They give potential customers a chance to reconsider. While you want to convey a sense of urgency with bold, straightforward calls to action, you have to consider what kind of language might turn people off; for example, copy that:

  • appears to threaten their control over the transaction
  • conveys a lack of security or safety
  • indicates they’re not getting a good value

User-centered copy considers what’s in it for the customer (why should they fill out the form, click the button?), reduces anxiety (“money-back guarantee,” “no obligation”) and signals what will happen when they click the button. So instead of “Submit,” consider a more strategic call to action like “Join Now,” “Review Order,” “Download Now” or “Get Your Free Quote.”

Of course, because factors like size, color and placement can affect conversion, always test to find out what works for you. Twitter, after all, abandoned “Let me in” and “Give it a try” for the standard “Sign In,” which suggests that clever copy isn’t always the way to go.
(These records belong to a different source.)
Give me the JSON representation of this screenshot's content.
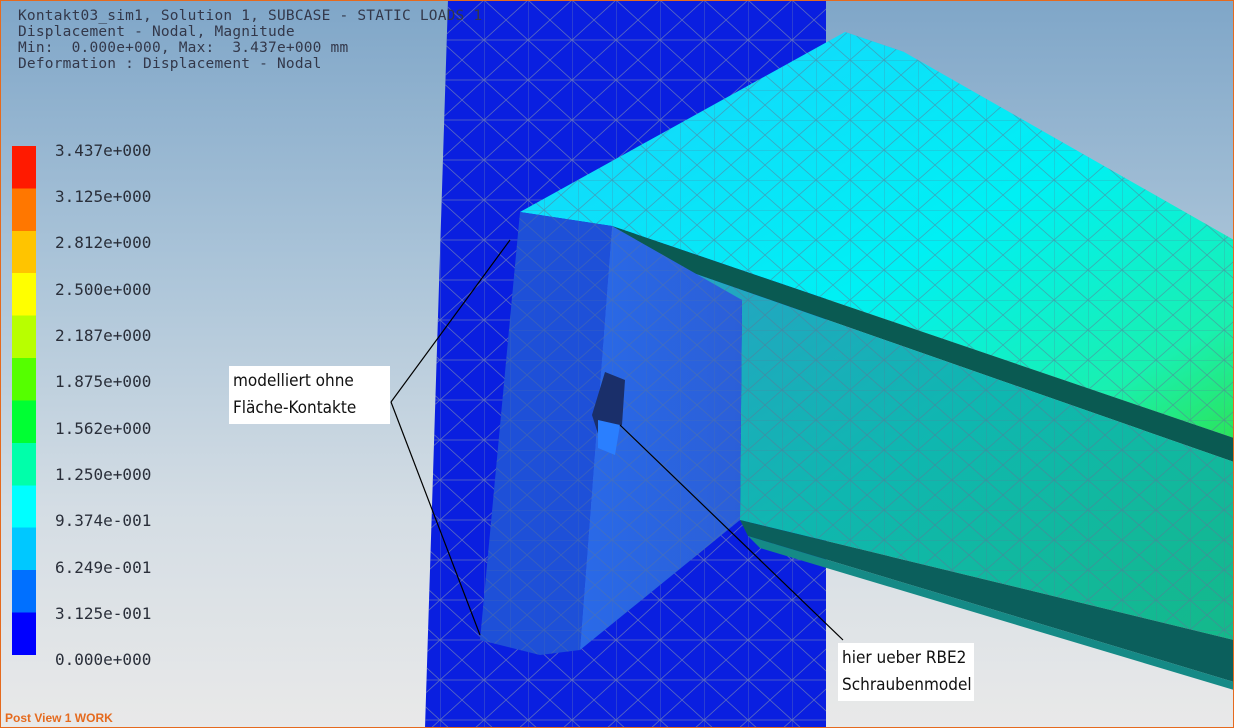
{
  "header": {
    "line1": "Kontakt03_sim1, Solution 1, SUBCASE - STATIC LOADS 1",
    "line2": "Displacement - Nodal, Magnitude",
    "line3": "Min:  0.000e+000, Max:  3.437e+000 mm",
    "line4": "Deformation : Displacement - Nodal"
  },
  "legend": {
    "ticks": [
      "3.437e+000",
      "3.125e+000",
      "2.812e+000",
      "2.500e+000",
      "2.187e+000",
      "1.875e+000",
      "1.562e+000",
      "1.250e+000",
      "9.374e-001",
      "6.249e-001",
      "3.125e-001",
      "0.000e+000"
    ],
    "colors": [
      "#ff1a00",
      "#ff7700",
      "#ffc400",
      "#ffff00",
      "#b8ff00",
      "#55ff00",
      "#00ff33",
      "#00ffaa",
      "#00ffff",
      "#00c8ff",
      "#0070ff",
      "#0000ff"
    ]
  },
  "callouts": {
    "left": {
      "line1": "modelliert ohne",
      "line2": "Fläche-Kontakte"
    },
    "right": {
      "line1": "hier ueber RBE2",
      "line2": "Schraubenmodel"
    }
  },
  "status": "Post View  1 WORK",
  "colors": {
    "frame": "#e56a1e",
    "column": "#0a1fe0",
    "beam_top": "#00eaff",
    "beam_web": "#0fbfb0",
    "plate": "#2a6be0"
  }
}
2. Get personal.

In the age of automated confirmations and standard-message replies, it’s easy to forget that behind all businesses are people. Remind them by adding some warmth to the correspondence. Personalizing an email can be as simple as including dynamic first and last name fields in the opening or a first name in the subject line, but there are opportunities beyond that.
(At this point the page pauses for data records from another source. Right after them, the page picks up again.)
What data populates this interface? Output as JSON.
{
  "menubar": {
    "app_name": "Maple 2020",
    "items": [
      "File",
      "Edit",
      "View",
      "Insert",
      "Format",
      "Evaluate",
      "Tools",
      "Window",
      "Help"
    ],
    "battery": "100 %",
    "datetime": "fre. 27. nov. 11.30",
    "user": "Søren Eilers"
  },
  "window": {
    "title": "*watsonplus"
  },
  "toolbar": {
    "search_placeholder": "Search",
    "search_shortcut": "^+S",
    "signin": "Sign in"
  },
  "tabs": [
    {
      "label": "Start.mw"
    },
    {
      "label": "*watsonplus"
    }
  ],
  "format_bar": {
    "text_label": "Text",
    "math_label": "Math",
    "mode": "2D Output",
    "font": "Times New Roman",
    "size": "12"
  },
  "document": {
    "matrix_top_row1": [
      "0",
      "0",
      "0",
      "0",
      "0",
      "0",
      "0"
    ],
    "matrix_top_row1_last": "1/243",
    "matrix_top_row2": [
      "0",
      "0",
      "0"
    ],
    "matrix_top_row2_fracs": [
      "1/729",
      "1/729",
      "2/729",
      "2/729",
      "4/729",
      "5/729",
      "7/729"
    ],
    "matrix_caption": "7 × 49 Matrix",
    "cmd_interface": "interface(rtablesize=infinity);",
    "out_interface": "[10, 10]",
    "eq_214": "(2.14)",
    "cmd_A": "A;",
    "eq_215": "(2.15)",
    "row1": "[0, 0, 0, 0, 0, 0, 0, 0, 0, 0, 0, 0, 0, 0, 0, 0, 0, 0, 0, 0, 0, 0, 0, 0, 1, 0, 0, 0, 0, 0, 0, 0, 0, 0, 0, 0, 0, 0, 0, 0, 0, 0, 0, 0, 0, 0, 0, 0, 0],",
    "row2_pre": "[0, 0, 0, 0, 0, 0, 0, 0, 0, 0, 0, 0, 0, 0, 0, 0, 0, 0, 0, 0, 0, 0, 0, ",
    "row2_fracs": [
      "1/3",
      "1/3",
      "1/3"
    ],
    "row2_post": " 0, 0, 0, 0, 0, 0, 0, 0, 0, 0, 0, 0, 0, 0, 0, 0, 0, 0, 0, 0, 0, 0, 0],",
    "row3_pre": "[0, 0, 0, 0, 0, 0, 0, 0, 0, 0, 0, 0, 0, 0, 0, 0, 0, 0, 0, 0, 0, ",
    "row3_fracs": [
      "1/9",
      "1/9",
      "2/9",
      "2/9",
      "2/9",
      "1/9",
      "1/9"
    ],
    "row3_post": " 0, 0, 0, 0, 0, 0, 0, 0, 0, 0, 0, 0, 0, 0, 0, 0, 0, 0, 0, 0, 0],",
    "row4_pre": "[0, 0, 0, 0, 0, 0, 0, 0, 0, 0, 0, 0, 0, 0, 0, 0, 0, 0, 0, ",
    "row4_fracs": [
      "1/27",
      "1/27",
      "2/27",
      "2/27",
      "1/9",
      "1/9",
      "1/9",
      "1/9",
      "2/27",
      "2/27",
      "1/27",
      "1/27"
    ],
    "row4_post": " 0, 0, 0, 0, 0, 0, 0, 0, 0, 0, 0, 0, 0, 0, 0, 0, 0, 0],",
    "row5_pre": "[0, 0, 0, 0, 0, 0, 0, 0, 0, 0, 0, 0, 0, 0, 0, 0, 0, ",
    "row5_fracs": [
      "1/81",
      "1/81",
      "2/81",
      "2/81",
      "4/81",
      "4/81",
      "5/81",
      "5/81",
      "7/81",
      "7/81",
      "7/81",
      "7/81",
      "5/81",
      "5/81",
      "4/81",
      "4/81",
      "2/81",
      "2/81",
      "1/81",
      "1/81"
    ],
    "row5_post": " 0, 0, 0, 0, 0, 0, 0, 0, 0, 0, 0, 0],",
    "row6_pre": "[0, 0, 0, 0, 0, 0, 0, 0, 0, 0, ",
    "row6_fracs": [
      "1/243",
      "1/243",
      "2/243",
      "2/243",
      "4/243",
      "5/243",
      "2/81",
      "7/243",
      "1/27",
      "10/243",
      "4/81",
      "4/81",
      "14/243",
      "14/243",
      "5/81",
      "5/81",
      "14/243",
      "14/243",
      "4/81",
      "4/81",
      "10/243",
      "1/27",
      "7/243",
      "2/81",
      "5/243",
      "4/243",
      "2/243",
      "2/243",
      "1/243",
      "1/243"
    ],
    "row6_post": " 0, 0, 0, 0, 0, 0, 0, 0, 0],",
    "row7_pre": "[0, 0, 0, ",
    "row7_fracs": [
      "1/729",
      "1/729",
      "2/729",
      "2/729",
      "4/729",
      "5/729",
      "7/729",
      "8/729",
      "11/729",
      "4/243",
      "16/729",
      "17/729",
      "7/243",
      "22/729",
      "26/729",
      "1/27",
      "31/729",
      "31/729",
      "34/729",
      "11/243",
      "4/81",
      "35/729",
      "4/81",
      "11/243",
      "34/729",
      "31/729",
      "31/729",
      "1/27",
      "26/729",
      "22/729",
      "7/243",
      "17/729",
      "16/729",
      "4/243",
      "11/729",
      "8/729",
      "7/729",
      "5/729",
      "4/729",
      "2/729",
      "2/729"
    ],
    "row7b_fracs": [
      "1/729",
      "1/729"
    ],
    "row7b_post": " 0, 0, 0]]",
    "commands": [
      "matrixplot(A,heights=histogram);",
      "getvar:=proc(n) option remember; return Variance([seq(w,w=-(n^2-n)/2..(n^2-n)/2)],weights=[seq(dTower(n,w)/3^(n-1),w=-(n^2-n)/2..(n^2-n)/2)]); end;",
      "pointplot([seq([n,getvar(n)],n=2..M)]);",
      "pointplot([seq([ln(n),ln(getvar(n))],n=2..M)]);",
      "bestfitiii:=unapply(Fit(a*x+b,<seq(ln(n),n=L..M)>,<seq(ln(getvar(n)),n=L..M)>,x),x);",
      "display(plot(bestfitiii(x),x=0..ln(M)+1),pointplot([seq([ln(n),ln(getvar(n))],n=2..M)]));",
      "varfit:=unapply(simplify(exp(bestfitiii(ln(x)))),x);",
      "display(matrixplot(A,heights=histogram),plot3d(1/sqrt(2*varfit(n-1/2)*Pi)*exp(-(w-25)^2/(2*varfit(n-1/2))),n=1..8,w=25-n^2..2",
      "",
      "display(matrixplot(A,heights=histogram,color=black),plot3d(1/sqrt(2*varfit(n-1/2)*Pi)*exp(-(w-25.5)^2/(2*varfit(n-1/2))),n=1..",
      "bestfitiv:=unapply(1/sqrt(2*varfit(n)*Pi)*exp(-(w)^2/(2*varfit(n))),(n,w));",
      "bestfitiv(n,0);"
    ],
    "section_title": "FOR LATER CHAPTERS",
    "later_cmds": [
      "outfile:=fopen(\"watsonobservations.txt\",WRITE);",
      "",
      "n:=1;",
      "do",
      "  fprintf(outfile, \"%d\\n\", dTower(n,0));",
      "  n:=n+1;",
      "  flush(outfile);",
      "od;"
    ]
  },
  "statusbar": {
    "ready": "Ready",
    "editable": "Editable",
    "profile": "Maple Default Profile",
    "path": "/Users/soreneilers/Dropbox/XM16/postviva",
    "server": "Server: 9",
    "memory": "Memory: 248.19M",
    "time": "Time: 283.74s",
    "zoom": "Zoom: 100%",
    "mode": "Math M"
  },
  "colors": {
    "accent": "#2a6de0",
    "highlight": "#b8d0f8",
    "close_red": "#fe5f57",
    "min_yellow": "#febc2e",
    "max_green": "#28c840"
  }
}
Junior Copywriter Jamie Least was impressed recently when she received a handwritten note included with an item she bought on eBay. Donate to Thistle Farms and you’ll get a thank you note signed by the program’s participants. These gestures do more than show the names behind the brand; they acknowledge the individuality of each customer.
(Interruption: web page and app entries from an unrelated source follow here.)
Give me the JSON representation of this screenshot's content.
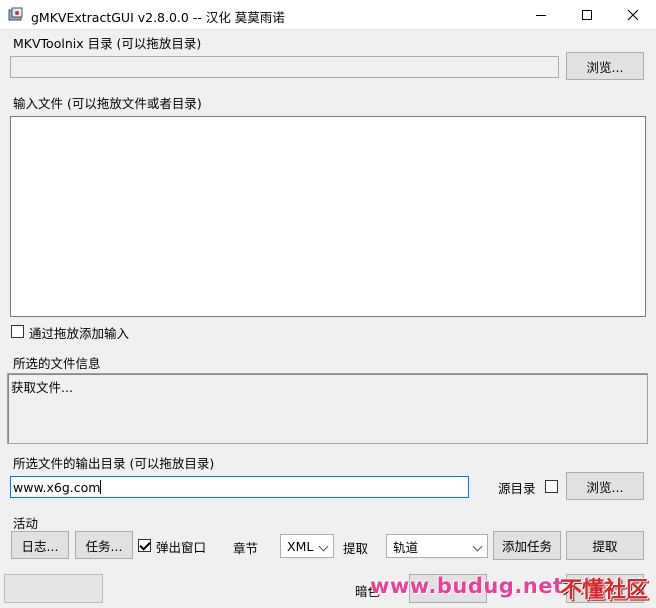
{
  "window": {
    "title": "gMKVExtractGUI v2.8.0.0 -- 汉化 莫莫雨诺"
  },
  "mkvtoolnix": {
    "label": "MKVToolnix 目录 (可以拖放目录)",
    "value": "",
    "browse_label": "浏览..."
  },
  "input": {
    "label": "输入文件 (可以拖放文件或者目录)",
    "append_checkbox_label": "通过拖放添加输入",
    "append_checked": false
  },
  "file_info": {
    "label": "所选的文件信息",
    "text": "获取文件..."
  },
  "output": {
    "label": "所选文件的输出目录 (可以拖放目录)",
    "value": "www.x6g.com",
    "source_dir_label": "源目录",
    "source_dir_checked": false,
    "browse_label": "浏览..."
  },
  "actions": {
    "label": "活动",
    "log_label": "日志...",
    "jobs_label": "任务...",
    "popup_label": "弹出窗口",
    "popup_checked": true,
    "chapters_label": "章节",
    "chapters_format": "XML",
    "extract_label": "提取",
    "extract_mode": "轨道",
    "add_job_label": "添加任务",
    "extract_button_label": "提取"
  },
  "status": {
    "dark_mode_label": "暗色"
  },
  "watermark": {
    "text": "www.budug.net",
    "text2": "不懂社区"
  },
  "colors": {
    "window_bg": "#f0f0f0",
    "textbox_border": "#7a7a7a",
    "active_textbox_border": "#0078d7",
    "watermark_pink": "#e8419a",
    "watermark_red": "#d9262c"
  }
}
Such personal attention isn’t always feasible, but treating your customers like humans is. Some ways to do this: Write with personality, use language that’s accessible and stay away from marketing-speak.

3. Mobile isn’t coming — it’s here.

According to Google, more than half of all Americans will have a smartphone by the end of this year. And in a few short years, according to the IDC, most people accessing the Internet will do so from a mobile device.

Media consultant Amy Gahran, who gave a presentation on mobile media at Block by Block, explained that mobile devices aren’t just lightweight laptops.

We may not know exactly what the future of mobile will look like, but we do know that people’s expectations of and interaction with mobile websites and apps are evolving. Services and information become more integrated with our routine when they can be accessed anywhere, anytime

As Gahran says on her blog, “Ultimately, you want your news/info to be woven into the fabric of [readers’] lives, accessible wherever they are.” For news and non-media businesses, this is an opportunity to become a part of your customer’s daily habits.

Companies can take a note from online news organizations. While legacy media has generally been stuck in their ways about how things are supposed to be done, local online publishers have no such institutional memory — which means they can build with a mobile-first mindset.

So, what could online news organizations learn from us?

It seems they’re on the right track.